Equipment inventories began to build as the year progressed, with resulting ripples throughout the semiconductor industry.
semiconductor revenue grew 0.9 percent from 2010, reaching $302 billion in
2011, according to preliminary results by IT research firm Gartner. After a
strong start to the year, worries about the strength of the macroeconomy slowed
equipment and semiconductor orders in 2011, the report found.
held the No. 1 position for the 20th consecutive year, and 2011 marks the
company's highest-ever market share at 16.9 percent. Its previous high was in
1998 when it commanded 16.3 percent of the market. Intel saw strong growth in
the first half of the year as the PC market stocked up inventory in
anticipation of a strong second half of the year, and its server products
Westmere and Nahelem had strong years. The company's revenue for 2011 includes
the wireless business unit (BU) purchased from Infineon in the first quarter of
the year, a transaction adding about $1.4 billion to Intel's revenue in 2011.
industry did well in the early part of the year, in many cases entering the
year with backlog from an exuberant 2010," said Stephan Ohr, semiconductor
research director at Gartner. "But uncertainty about the state of the
macroeconomy set in at the midpoint of the year. Consumers held off purchases,
and infrastructure expansion plans languished as governments resisted assuming
more debt. Equipment inventories began to build as the year progressed, with
resulting ripples throughout the semiconductor industry."
second place, Samsung Electronics saw its revenue grow slightly above the
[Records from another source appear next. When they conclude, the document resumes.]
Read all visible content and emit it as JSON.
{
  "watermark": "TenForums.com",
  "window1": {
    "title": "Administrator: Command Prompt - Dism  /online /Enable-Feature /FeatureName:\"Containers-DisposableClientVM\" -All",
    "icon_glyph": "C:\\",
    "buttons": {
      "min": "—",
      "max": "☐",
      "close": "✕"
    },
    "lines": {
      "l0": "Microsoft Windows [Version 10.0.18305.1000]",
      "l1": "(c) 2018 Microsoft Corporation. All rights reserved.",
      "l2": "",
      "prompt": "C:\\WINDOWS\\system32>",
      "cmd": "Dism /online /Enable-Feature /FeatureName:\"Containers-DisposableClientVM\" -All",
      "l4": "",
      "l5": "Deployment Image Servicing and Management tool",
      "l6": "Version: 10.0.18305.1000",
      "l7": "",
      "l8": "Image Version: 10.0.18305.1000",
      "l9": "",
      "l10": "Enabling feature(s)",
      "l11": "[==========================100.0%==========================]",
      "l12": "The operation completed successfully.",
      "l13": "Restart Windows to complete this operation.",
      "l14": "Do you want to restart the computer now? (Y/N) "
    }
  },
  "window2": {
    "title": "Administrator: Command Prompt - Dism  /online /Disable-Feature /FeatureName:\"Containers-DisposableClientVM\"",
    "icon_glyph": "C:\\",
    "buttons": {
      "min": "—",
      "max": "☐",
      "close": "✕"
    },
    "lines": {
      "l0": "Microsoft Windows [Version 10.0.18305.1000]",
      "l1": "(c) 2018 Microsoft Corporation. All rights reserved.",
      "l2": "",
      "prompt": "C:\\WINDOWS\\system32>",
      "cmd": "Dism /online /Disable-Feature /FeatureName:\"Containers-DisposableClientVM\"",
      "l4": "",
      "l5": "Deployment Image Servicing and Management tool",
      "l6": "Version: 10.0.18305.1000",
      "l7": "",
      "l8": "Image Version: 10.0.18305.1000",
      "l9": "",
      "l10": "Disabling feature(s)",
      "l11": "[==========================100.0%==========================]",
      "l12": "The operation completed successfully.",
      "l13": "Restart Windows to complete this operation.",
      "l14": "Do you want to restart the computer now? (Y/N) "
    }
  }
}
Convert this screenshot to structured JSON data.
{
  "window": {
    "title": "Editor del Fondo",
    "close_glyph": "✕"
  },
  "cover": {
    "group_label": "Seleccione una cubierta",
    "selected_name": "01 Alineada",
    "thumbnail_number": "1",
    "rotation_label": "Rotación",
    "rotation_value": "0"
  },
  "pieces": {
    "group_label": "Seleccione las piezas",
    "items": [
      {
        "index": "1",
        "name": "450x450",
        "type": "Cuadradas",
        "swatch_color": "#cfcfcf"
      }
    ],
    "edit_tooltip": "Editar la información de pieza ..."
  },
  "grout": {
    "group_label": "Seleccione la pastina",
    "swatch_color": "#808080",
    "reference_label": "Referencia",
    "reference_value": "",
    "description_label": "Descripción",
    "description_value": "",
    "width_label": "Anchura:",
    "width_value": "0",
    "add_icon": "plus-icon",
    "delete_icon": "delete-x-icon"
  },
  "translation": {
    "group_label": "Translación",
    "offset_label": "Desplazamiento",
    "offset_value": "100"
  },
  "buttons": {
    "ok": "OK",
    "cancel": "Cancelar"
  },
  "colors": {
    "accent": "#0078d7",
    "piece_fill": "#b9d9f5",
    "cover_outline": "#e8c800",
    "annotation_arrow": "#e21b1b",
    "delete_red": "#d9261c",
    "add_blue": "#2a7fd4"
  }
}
industry average despite its exposure to the declining DRAM market. Samsung's
NAND business saw healthy revenue growth, but this was broadly in line with the
overall NAND market growth. Samsung's non-memory business was by far the
strongest growth area for the company, with application-specific devices,
particularly wireless applications processors. The strongest growth came from
Samsung's relationship with Apple, where it is supplying the A5 processor used
in the iPhone 4S and iPad 2 tablet.
report noted Texas Instruments, in the No. 3 position, has arguably the
strongest manufacturing capability in the analog semiconductor industry-a
consequence of acquisitions made in 2010. However, uncertainties in the
macroeconomic environment affected revenue for all analog suppliers as orders
slowed in the third quarter of 2011 and again in the fourth quarter. The
slowdown for power management devices-important in the construction of new data
centers, and in the deployment of personal computers-was not as severe as the
slowdown in amplifiers and data converters.
a group, the processor makers-Intel, Qualcomm, Advanced Micro Devices and
Nvidia-outperformed the rest of the industry. Intel's server business grew
despite slowdowns in PC production, Qualcomm was carried by ongoing shifts to
4G and LTE mobile services, and Nvidia's Tegra platform supported tablet makers
hoping to capture some of the enthusiasm associated with tablet PCs.
makers among the top 25 semiconductor suppliers-Hynix, Micron and Elpida-showed
revenue declines as a consequence of DRAM price declines and loss of market
share in the DRAM space. Samsung's growth of 3.7 percent growth was carried as
much by mobile phone application-specific integrated circuits (ASICs) as by
memory. SanDisk grew 33.5 percent on demand for flash memory, Gartner reported.
Nathan Eddy is Associate Editor, Midmarket, at eWEEK.com. Before joining eWEEK.com, Nate was a writer with ChannelWeb and he served as an editor at FierceMarkets. He is a graduate of the Medill School of Journalism at Northwestern University.